(SOUNDBITE OF MOVIE, "BICENTENNIAL MAN")
SAM NEILL: (as Sir) Why did the chicken cross the road?
ROBIN WILLIAMS: (as Andrew) One does not know, sir, possibly a predator was behind the chicken, or possibly there was a female chicken on the other of the road, if it's a male chicken. Possibly a food source, or depending on the season it might be migrating. One hopes there's no traffic.
NEILL: (as Sir) To get to the other side.
(as Andrew) To get to the other side. Uh, why is that funny?
CONAN: It's a nice pick, John.

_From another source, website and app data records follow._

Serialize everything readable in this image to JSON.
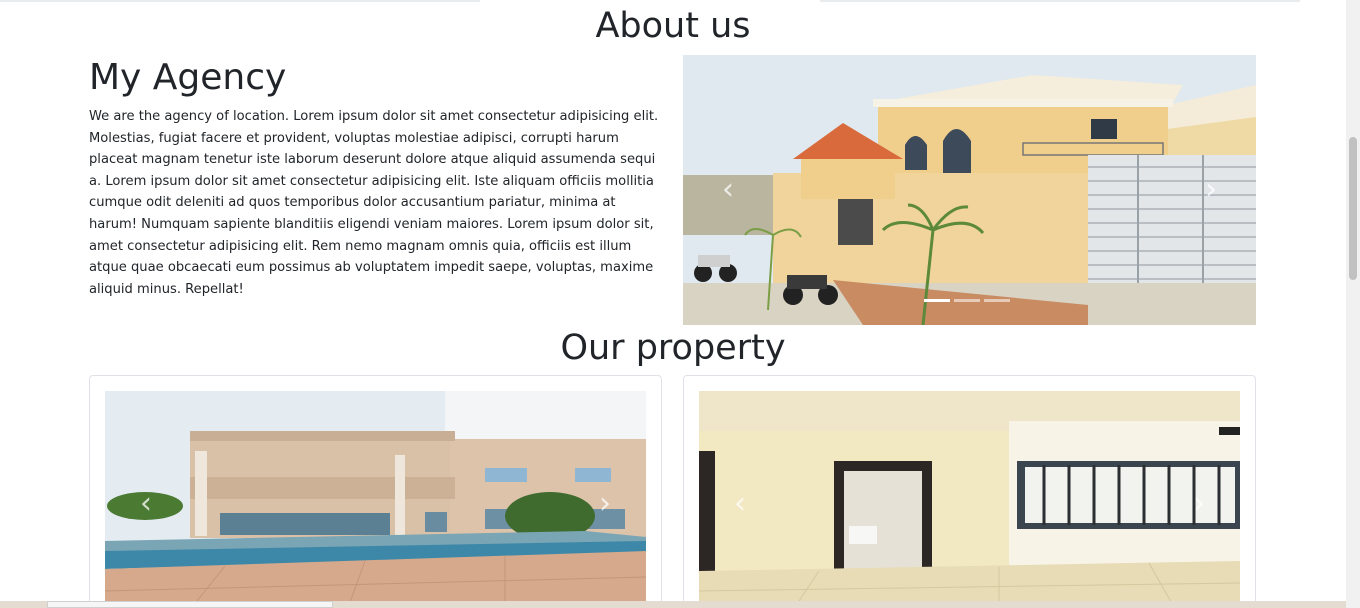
{
  "about": {
    "section_title": "About us",
    "agency_title": "My Agency",
    "agency_text": "We are the agency of location. Lorem ipsum dolor sit amet consectetur adipisicing elit. Molestias, fugiat facere et provident, voluptas molestiae adipisci, corrupti harum placeat magnam tenetur iste laborum deserunt dolore atque aliquid assumenda sequi a. Lorem ipsum dolor sit amet consectetur adipisicing elit. Iste aliquam officiis mollitia cumque odit deleniti ad quos temporibus dolor accusantium pariatur, minima at harum! Numquam sapiente blanditiis eligendi veniam maiores. Lorem ipsum dolor sit, amet consectetur adipisicing elit. Rem nemo magnam omnis quia, officiis est illum atque quae obcaecati eum possimus ab voluptatem impedit saepe, voluptas, maxime aliquid minus. Repellat!",
    "carousel": {
      "prev_glyph": "‹",
      "next_glyph": "›",
      "indicator_count": 3,
      "active_index": 0
    }
  },
  "property": {
    "section_title": "Our property",
    "cards": [
      {
        "prev_glyph": "‹",
        "next_glyph": "›"
      },
      {
        "prev_glyph": "‹",
        "next_glyph": "›"
      }
    ]
  },
  "colors": {
    "text": "#212529",
    "card_border": "#dfe2e6",
    "house_wall": "#f0cf8c",
    "roof_tile": "#d96a3c",
    "sky": "#dfe9ef"
  }
}
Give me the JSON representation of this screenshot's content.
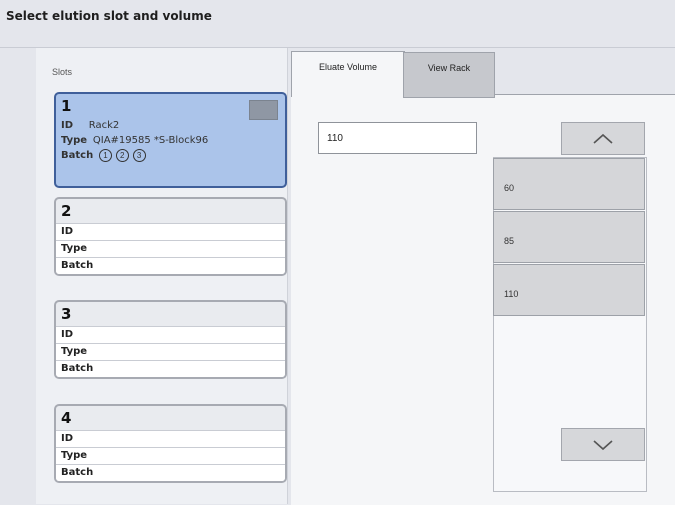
{
  "header": {
    "title": "Select elution slot and volume"
  },
  "slots_panel": {
    "label": "Slots",
    "slots": [
      {
        "number": "1",
        "id_label": "ID",
        "id_value": "Rack2",
        "type_label": "Type",
        "type_value": "QIA#19585 *S-Block96",
        "batch_label": "Batch",
        "batches": [
          "1",
          "2",
          "3"
        ]
      },
      {
        "number": "2",
        "id_label": "ID",
        "type_label": "Type",
        "batch_label": "Batch"
      },
      {
        "number": "3",
        "id_label": "ID",
        "type_label": "Type",
        "batch_label": "Batch"
      },
      {
        "number": "4",
        "id_label": "ID",
        "type_label": "Type",
        "batch_label": "Batch"
      }
    ]
  },
  "tabs": [
    {
      "label": "Eluate Volume",
      "active": true
    },
    {
      "label": "View Rack",
      "active": false
    }
  ],
  "eluate_volume": {
    "value": "110",
    "options": [
      "60",
      "85",
      "110"
    ]
  },
  "colors": {
    "selected_slot_bg": "#abc4ea",
    "selected_slot_border": "#3f5f9a",
    "panel_bg": "#e4e6ec"
  }
}
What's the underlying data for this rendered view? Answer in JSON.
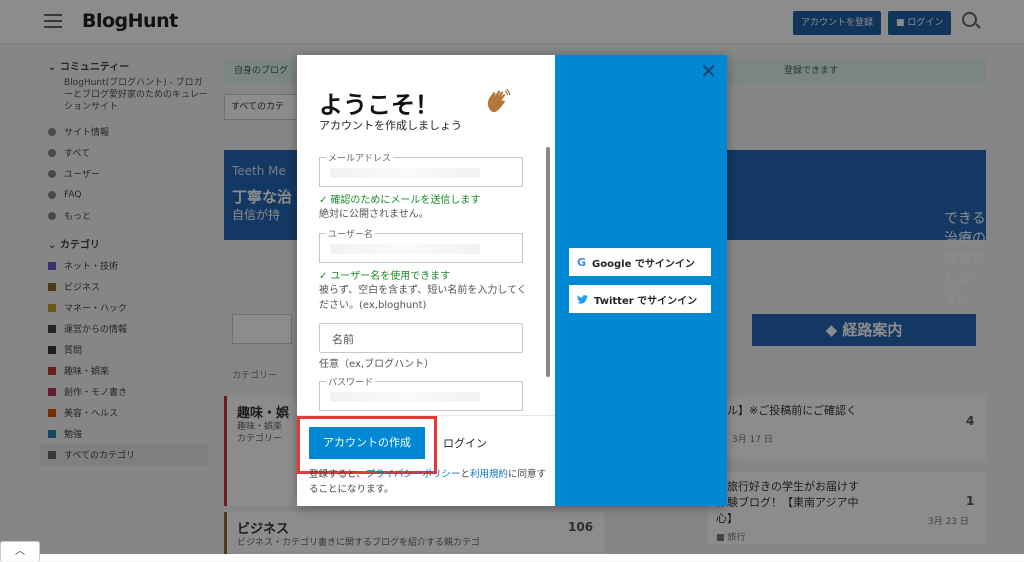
{
  "header": {
    "logo": "BlogHunt",
    "signup_label": "アカウントを登録",
    "login_label": "ログイン"
  },
  "sidebar": {
    "community_head": "コミュニティー",
    "community_desc": "BlogHunt(ブログハント) - ブロガーとブログ愛好家のためのキュレーションサイト",
    "nav_items": [
      {
        "label": "サイト情報"
      },
      {
        "label": "すべて"
      },
      {
        "label": "ユーザー"
      },
      {
        "label": "FAQ"
      },
      {
        "label": "もっと"
      }
    ],
    "category_head": "カテゴリ",
    "categories": [
      {
        "label": "ネット・技術",
        "color": "#6a5acd"
      },
      {
        "label": "ビジネス",
        "color": "#8b6a2b"
      },
      {
        "label": "マネー・ハック",
        "color": "#c0a020"
      },
      {
        "label": "運営からの情報",
        "color": "#444444"
      },
      {
        "label": "質問",
        "color": "#333333"
      },
      {
        "label": "趣味・娯楽",
        "color": "#c0392b"
      },
      {
        "label": "創作・モノ書き",
        "color": "#b03060"
      },
      {
        "label": "美容・ヘルス",
        "color": "#d35400"
      },
      {
        "label": "勉強",
        "color": "#2980b9"
      },
      {
        "label": "すべてのカテゴリ",
        "color": "#666666"
      }
    ]
  },
  "background": {
    "banner_text": "自身のブログ",
    "banner_text_right": "登録できます",
    "select_value": "すべてのカテ",
    "ad_line1": "Teeth Me",
    "ad_line2": "丁寧な治",
    "ad_line3": "自信が持",
    "ad_line4": "できる治療の提案致します。",
    "route_button": "経路案内",
    "category_label": "カテゴリー",
    "card1_title": "趣味・娯",
    "card1_sub": "趣味・娯楽",
    "card1_sub2": "カテゴリー",
    "card2_title": "ビジネス",
    "card2_sub": "ビジネス・カテゴリ書きに関するブログを紹介する親カテゴ",
    "card2_count": "106",
    "post1_title": "ール】※ご投稿前にご確認く",
    "post1_count": "4",
    "post1_date": "3月 17 日",
    "post2_title": "】旅行好きの学生がお届けす",
    "post2_title2": "体験ブログ！【東南アジア中",
    "post2_title3": "心】",
    "post2_count": "1",
    "post2_date": "3月 23 日",
    "post2_tag": "旅行"
  },
  "modal": {
    "title": "ようこそ！",
    "subtitle": "アカウントを作成しましょう",
    "email_label": "メールアドレス",
    "email_ok": "確認のためにメールを送信します",
    "email_hint": "絶対に公開されません。",
    "username_label": "ユーザー名",
    "username_ok": "ユーザー名を使用できます",
    "username_hint": "被らず、空白を含まず、短い名前を入力してください。(ex,bloghunt)",
    "name_placeholder": "名前",
    "name_hint": "任意（ex,ブログハント）",
    "password_label": "パスワード",
    "create_button": "アカウントの作成",
    "login_link": "ログイン",
    "terms_prefix": "登録すると、",
    "privacy_link": "プライバシーポリシー",
    "terms_and": "と",
    "terms_link": "利用規約",
    "terms_suffix": "に同意することになります。",
    "google_button": "Google でサインイン",
    "twitter_button": "Twitter でサインイン"
  },
  "colors": {
    "accent": "#0088d2",
    "highlight": "#e53935",
    "success": "#1a8a2a"
  }
}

HORWITZ: And the delicious irony of that being one of the funniest people, Robin Williams, doing that. It's a Chris Columbus film. And it is a great pick, John. Thank.
CONAN: We have just a little bit of time left, so we need to find out which picks win for Murray.
HORWITZ: Oh, God. This has been a really tough one because "Westworld" was on my lists and "Metropolis" is on the list. But I have to say - nobody has phoned in with this one - but really my favorite of all of them is "RoboCop."
I really love "RoboCop." It's a Paul Verhoeven movie. Paul Verhoeven always said it was like a Jesus story that this cop is, you know, sacrificed but then he is reborn and resurrected in a mechanical form. And it's - maybe, you know, a guilty pleasure, cheap thrills, but I love that movie.
(SOUNDBITE OF MOVIE, "ROBOCOP")
PETER WELLER: (as RoboCop) Drop it. Dead or alive, you are coming with me.
PAUL MCCRANE: (as Emil Antonowsky) I know you. You're dead. We killed you.
CONAN: No, you didn't.
HORWITZ: You didn't.
CONAN: Well, we didn't - we're going to kill you yet, Murray. We're going to bring you back next week for...
HORWITZ: Next week.
CONAN: ...great endings. Where did it come up (unintelligible).
HORWITZ: It's great endings, great endings. OK. Or farewell scenes.
CONAN: Great farewell - well...
HORWITZ: Let's tweak it.
CONAN: We'll tweak it. All right. (unintelligible) again...
HORWITZ: Thank you so much.
CONAN: ...next week right here in Studio 52. Tomorrow, TALK OF THE NATION: SCIENCE FRIDAY. And it's on Monday, we'll be back to talk to you again. I'm Neal Conan. It's the TALK OF THE NATION from NPR News.
NPR transcripts are created on a rush deadline by Verb8tm, Inc., an NPR contractor, and produced using a proprietary transcription process developed with NPR. This text may not be in its final form and may be updated or revised in the future. Accuracy and availability may vary. The authoritative record of NPR’s programming is the audio record.